Last week, XBRL.us launched the XBRL Challenge. The contest, which is offering a grand prize of $20,000, is soliciting open source analytical applications that make use of corporate XBRL data. XBRL is short for eXtensible Business Reporting Language, and starting this past June, all publicly traded companies are required to file their financial statements electronically to the SEC using it. In addition to company financial statements, credit rating agencies are also required to report their actions (upgrades or downgrades) in XBRL to the SEC.
XBRL is the financial reporting standard for many countries, and it even received a nod in the recent DATA act as a potential solution for public reporting of federal spending data. It also addresses the problem of accurately tracking corporate actions in general, like mergers or dividends. Overall it’s gaining in importance around the world as a standard that can track any hierarchical business data.

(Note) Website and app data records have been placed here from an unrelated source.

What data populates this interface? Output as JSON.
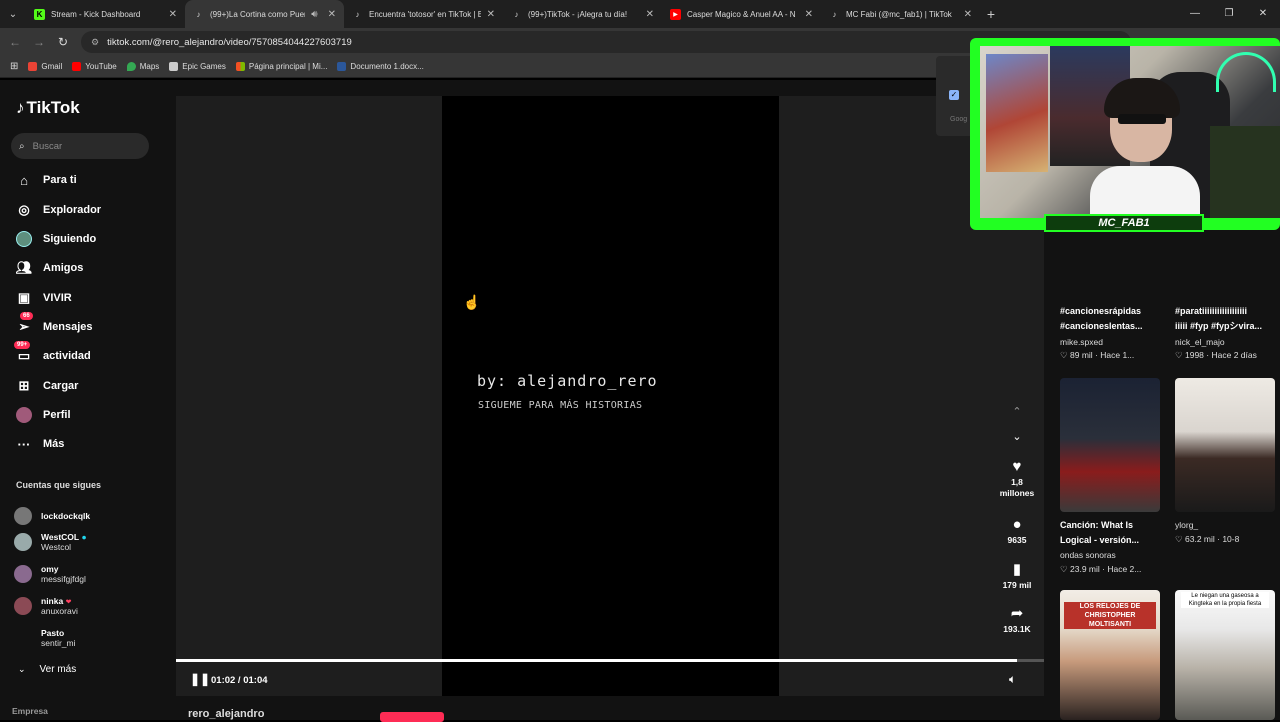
{
  "browser": {
    "tabs": [
      {
        "label": "Stream - Kick Dashboard",
        "icon": "kick-icon",
        "color": "#53fc18",
        "active": false
      },
      {
        "label": "(99+)La Cortina como Puer",
        "icon": "tiktok-icon",
        "color": "#ffffff",
        "active": true
      },
      {
        "label": "Encuentra 'totosor' en TikTok | E",
        "icon": "tiktok-icon",
        "color": "#ffffff",
        "active": false
      },
      {
        "label": "(99+)TikTok - ¡Alegra tu día!",
        "icon": "tiktok-icon",
        "color": "#ffffff",
        "active": false
      },
      {
        "label": "Casper Magico & Anuel AA - N",
        "icon": "youtube-icon",
        "color": "#ff0000",
        "active": false
      },
      {
        "label": "MC Fabi (@mc_fab1) | TikTok",
        "icon": "tiktok-icon",
        "color": "#ffffff",
        "active": false
      }
    ],
    "url": "tiktok.com/@rero_alejandro/video/7570854044227603719",
    "bookmarks": [
      {
        "label": "Gmail",
        "color": "#ea4335"
      },
      {
        "label": "YouTube",
        "color": "#ff0000"
      },
      {
        "label": "Maps",
        "color": "#34a853"
      },
      {
        "label": "Epic Games",
        "color": "#cccccc"
      },
      {
        "label": "Página principal | Mi...",
        "color": "#f25022"
      },
      {
        "label": "Documento 1.docx...",
        "color": "#2b579a"
      }
    ]
  },
  "sidebar": {
    "logo": "TikTok",
    "search_placeholder": "Buscar",
    "nav": [
      {
        "label": "Para ti",
        "icon": "home-icon"
      },
      {
        "label": "Explorador",
        "icon": "compass-icon"
      },
      {
        "label": "Siguiendo",
        "icon": "following-avatar-icon"
      },
      {
        "label": "Amigos",
        "icon": "friends-icon"
      },
      {
        "label": "VIVIR",
        "icon": "live-icon"
      },
      {
        "label": "Mensajes",
        "icon": "messages-icon",
        "badge": "66"
      },
      {
        "label": "actividad",
        "icon": "activity-icon",
        "badge": "99+"
      },
      {
        "label": "Cargar",
        "icon": "upload-icon"
      },
      {
        "label": "Perfil",
        "icon": "profile-avatar-icon"
      },
      {
        "label": "Más",
        "icon": "more-icon"
      }
    ],
    "following_title": "Cuentas que sigues",
    "accounts": [
      {
        "name": "lockdockqlk",
        "sub": ""
      },
      {
        "name": "WestCOL",
        "sub": "Westcol",
        "verified": true
      },
      {
        "name": "omy",
        "sub": "messifgjfdgl"
      },
      {
        "name": "ninka",
        "sub": "anuxoravi"
      },
      {
        "name": "Pasto",
        "sub": "sentir_mi"
      }
    ],
    "see_more": "Ver más",
    "footer": "Empresa"
  },
  "video": {
    "overlay_line1": "by: alejandro_rero",
    "overlay_line2": "SIGUEME PARA MÁS HISTORIAS",
    "time": "01:02 / 01:04",
    "progress": 0.969,
    "author": "rero_alejandro"
  },
  "actions": {
    "likes": "1,8 millones",
    "comments": "9635",
    "saves": "179 mil",
    "shares": "193.1K"
  },
  "related": [
    {
      "title1": "#cancionesrápidas",
      "title2": "#cancioneslentas...",
      "author": "mike.spxed",
      "likes": "89 mil",
      "age": "Hace 1..."
    },
    {
      "title1": "#paratiiiiiiiiiiiiiiiiii",
      "title2": "iiiii #fyp #fypシvira...",
      "author": "nick_el_majo",
      "likes": "1998",
      "age": "Hace 2 días"
    },
    {
      "title1": "Canción: What Is",
      "title2": "Logical - versión...",
      "author": "ondas sonoras",
      "likes": "23.9 mil",
      "age": "Hace 2..."
    },
    {
      "title1": "",
      "title2": "",
      "author": "ylorg_",
      "likes": "63.2 mil",
      "age": "10-8"
    },
    {
      "thumb_text": "LOS RELOJES DE CHRISTOPHER MOLTISANTI"
    },
    {
      "thumb_text": "Le niegan una gaseosa a Kingteka en la propia fiesta"
    }
  ],
  "webcam": {
    "label": "MC_FAB1"
  }
}
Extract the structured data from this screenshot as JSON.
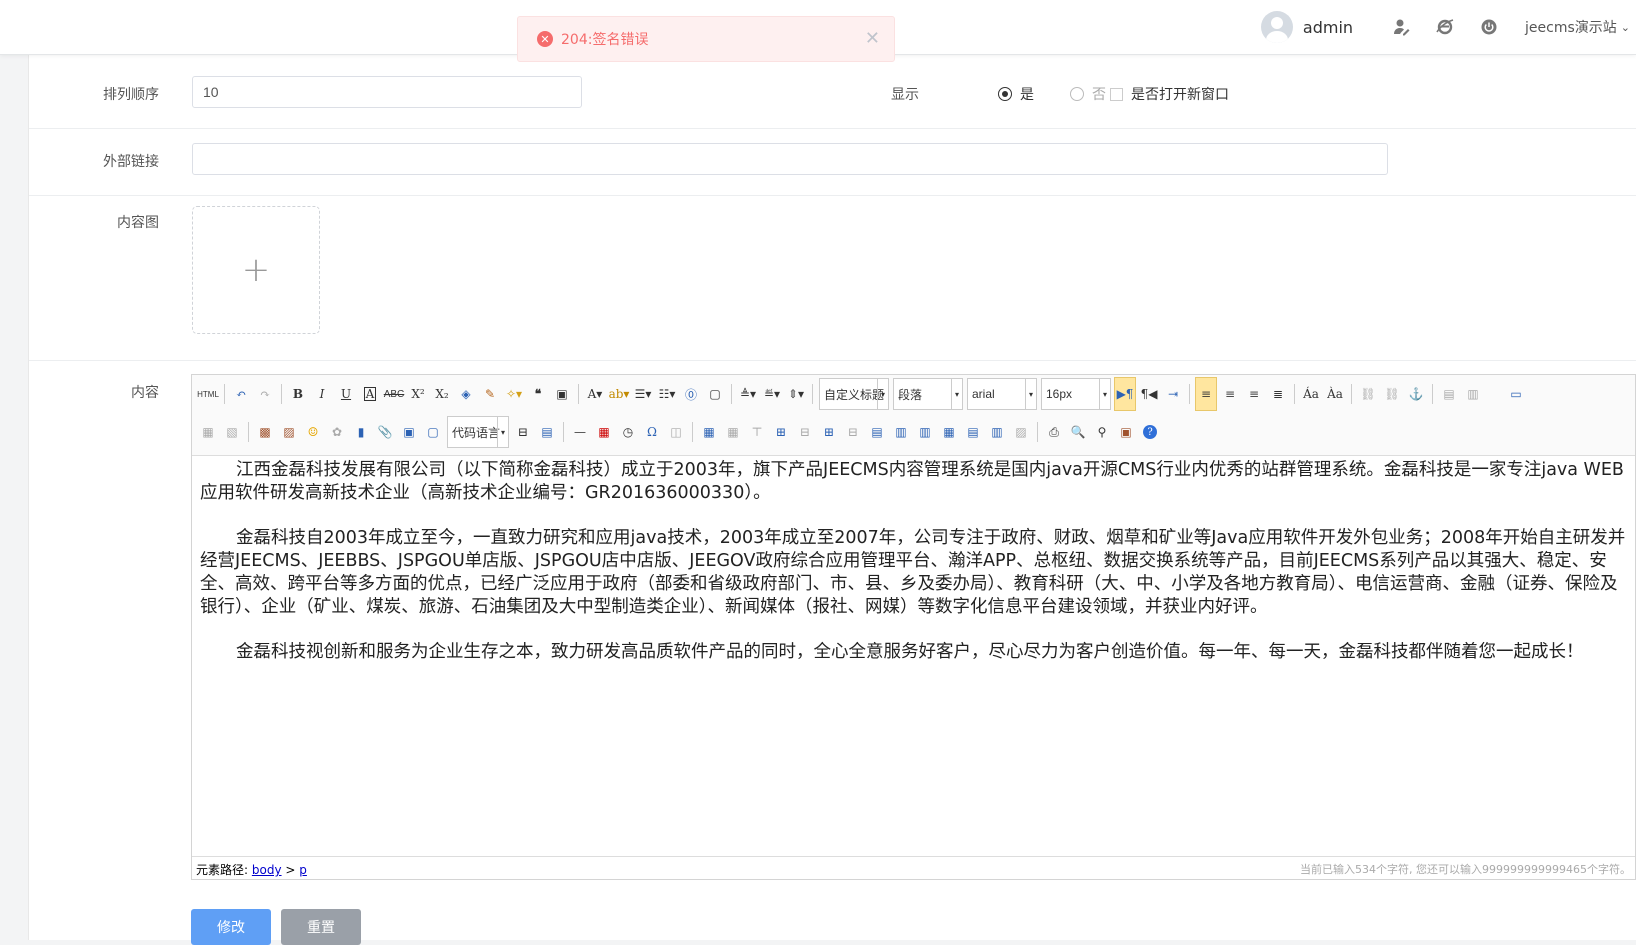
{
  "header": {
    "username": "admin",
    "site_selector": "jeecms演示站",
    "icons": [
      "user-settings-icon",
      "browser-icon",
      "power-icon"
    ]
  },
  "alert": {
    "message": "204:签名错误",
    "type": "error",
    "color": "#f56c6c"
  },
  "form": {
    "sort_order": {
      "label": "排列顺序",
      "value": "10"
    },
    "display": {
      "label": "显示",
      "options": [
        "是",
        "否"
      ],
      "selected": "是",
      "new_window_label": "是否打开新窗口",
      "new_window_checked": false
    },
    "external_link": {
      "label": "外部链接",
      "value": ""
    },
    "content_image": {
      "label": "内容图",
      "add_symbol": "+"
    },
    "content": {
      "label": "内容",
      "toolbar": {
        "custom_title": "自定义标题",
        "paragraph": "段落",
        "font_family": "arial",
        "font_size": "16px",
        "code_language": "代码语言"
      },
      "paragraphs": [
        "江西金磊科技发展有限公司（以下简称金磊科技）成立于2003年，旗下产品JEECMS内容管理系统是国内java开源CMS行业内优秀的站群管理系统。金磊科技是一家专注java WEB应用软件研发高新技术企业（高新技术企业编号：GR201636000330）。",
        "金磊科技自2003年成立至今，一直致力研究和应用java技术，2003年成立至2007年，公司专注于政府、财政、烟草和矿业等Java应用软件开发外包业务；2008年开始自主研发并经营JEECMS、JEEBBS、JSPGOU单店版、JSPGOU店中店版、JEEGOV政府综合应用管理平台、瀚洋APP、总枢纽、数据交换系统等产品，目前JEECMS系列产品以其强大、稳定、安全、高效、跨平台等多方面的优点，已经广泛应用于政府（部委和省级政府部门、市、县、乡及委办局）、教育科研（大、中、小学及各地方教育局）、电信运营商、金融（证券、保险及银行）、企业（矿业、煤炭、旅游、石油集团及大中型制造类企业）、新闻媒体（报社、网媒）等数字化信息平台建设领域，并获业内好评。",
        "金磊科技视创新和服务为企业生存之本，致力研发高品质软件产品的同时，全心全意服务好客户，尽心尽力为客户创造价值。每一年、每一天，金磊科技都伴随着您一起成长！"
      ],
      "status": {
        "path_label": "元素路径:",
        "path_body": "body",
        "path_sep": ">",
        "path_p": "p",
        "char_count": "当前已输入534个字符, 您还可以输入999999999999465个字符。"
      }
    },
    "buttons": {
      "submit": "修改",
      "reset": "重置"
    }
  }
}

If you’re looking for some inspiration, check out FreeRisk, a project aimed at taking risk evaluation out of the hands of companies like Moody’s and S&P. The project grabs data from XBRL financial statements and allows the user to choose different algorithms to calculate risk. Or connect with like-minded geeks over at the Open Finance Hackers google group. All in all, it’s a great chance to make corporate data more accessible and possibly win $20,000!